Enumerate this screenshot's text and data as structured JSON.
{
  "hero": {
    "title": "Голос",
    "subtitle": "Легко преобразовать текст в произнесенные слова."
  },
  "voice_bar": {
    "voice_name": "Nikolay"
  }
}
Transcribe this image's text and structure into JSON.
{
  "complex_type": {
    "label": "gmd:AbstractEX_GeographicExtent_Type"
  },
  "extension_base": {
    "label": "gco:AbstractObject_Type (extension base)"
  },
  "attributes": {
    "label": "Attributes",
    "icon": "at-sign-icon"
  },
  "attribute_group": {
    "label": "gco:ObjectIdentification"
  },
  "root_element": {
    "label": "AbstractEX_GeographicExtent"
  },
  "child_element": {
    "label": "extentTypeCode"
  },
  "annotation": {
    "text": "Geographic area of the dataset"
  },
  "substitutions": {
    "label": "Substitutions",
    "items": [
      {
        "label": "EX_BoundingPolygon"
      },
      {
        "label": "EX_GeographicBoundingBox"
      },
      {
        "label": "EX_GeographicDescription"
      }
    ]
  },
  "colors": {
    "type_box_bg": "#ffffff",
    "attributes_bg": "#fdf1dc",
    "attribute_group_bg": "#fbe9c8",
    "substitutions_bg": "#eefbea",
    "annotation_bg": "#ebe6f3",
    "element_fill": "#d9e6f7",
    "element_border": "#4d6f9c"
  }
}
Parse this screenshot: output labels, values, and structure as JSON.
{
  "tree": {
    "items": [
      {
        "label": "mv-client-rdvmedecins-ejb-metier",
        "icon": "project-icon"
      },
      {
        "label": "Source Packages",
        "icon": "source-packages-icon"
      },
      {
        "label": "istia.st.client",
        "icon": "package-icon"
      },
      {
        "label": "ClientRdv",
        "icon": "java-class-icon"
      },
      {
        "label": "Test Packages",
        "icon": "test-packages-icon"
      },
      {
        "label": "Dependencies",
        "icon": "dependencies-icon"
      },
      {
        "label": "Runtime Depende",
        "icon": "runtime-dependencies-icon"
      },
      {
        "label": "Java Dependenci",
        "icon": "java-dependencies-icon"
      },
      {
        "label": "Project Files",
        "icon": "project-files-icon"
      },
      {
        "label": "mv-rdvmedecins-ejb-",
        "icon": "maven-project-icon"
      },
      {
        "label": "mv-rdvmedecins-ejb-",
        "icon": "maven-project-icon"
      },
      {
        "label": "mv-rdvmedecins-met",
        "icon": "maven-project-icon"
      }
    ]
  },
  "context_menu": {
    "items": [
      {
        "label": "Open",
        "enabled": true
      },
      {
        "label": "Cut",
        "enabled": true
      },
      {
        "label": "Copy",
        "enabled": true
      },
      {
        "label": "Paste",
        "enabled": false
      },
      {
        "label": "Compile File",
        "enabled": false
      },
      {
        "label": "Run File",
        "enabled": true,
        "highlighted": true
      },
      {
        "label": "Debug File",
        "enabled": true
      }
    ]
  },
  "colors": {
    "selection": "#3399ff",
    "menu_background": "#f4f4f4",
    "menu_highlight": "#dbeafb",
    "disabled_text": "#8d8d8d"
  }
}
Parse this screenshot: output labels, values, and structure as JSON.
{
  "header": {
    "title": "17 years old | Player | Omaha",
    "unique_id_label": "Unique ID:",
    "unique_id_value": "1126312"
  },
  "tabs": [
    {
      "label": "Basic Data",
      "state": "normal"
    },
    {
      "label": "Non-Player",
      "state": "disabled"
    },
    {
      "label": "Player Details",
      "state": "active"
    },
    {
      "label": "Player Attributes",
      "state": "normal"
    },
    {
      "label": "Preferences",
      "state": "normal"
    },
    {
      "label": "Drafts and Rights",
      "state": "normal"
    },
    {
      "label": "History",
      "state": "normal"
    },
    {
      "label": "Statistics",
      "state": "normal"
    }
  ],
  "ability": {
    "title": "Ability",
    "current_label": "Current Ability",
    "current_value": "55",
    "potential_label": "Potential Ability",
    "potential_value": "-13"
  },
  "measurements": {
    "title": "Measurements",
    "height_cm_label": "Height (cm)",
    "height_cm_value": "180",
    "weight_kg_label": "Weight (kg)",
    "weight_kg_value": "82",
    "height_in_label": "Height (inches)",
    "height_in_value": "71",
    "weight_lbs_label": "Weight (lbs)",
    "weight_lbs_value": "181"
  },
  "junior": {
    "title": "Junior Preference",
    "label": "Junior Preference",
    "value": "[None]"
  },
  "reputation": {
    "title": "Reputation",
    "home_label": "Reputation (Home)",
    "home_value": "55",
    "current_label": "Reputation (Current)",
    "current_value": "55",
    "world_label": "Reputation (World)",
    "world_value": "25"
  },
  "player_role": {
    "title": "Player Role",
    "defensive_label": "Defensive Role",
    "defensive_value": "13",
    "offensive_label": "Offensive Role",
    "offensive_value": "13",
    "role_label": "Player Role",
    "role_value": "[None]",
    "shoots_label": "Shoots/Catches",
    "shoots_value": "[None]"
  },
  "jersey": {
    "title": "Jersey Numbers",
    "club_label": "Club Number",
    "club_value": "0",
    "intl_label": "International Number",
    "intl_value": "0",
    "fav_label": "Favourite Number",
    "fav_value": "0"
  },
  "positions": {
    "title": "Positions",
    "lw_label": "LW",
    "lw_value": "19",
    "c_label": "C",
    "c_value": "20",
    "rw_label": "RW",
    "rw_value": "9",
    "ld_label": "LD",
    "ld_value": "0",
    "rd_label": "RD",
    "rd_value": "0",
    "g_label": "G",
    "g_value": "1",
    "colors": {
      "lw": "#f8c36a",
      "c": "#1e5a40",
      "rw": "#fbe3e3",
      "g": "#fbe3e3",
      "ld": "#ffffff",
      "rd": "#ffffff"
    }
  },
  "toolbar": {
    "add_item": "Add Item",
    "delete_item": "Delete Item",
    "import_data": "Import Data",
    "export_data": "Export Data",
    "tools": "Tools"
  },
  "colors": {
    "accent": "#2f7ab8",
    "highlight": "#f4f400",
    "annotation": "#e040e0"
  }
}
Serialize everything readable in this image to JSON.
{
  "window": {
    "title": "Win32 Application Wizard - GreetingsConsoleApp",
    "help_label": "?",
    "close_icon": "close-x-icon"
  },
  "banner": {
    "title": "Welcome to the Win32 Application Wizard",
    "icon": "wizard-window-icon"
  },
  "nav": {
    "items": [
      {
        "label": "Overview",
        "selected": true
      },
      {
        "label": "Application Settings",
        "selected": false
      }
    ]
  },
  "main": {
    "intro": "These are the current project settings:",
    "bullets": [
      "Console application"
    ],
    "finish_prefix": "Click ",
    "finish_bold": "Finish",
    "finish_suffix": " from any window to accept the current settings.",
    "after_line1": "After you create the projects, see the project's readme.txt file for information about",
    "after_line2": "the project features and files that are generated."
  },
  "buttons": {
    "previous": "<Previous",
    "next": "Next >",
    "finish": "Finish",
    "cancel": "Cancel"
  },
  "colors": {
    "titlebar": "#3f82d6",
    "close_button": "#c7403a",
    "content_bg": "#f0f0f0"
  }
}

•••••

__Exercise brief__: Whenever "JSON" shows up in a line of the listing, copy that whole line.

__Response box__:
Enumerate this screenshot's text and data as structured JSON.
Transcribe this image's text and structure into JSON.
Parse this screenshot: output labels, values, and structure as JSON.
Parse this screenshot: output labels, values, and structure as JSON.
Serialize everything readable in this image to JSON.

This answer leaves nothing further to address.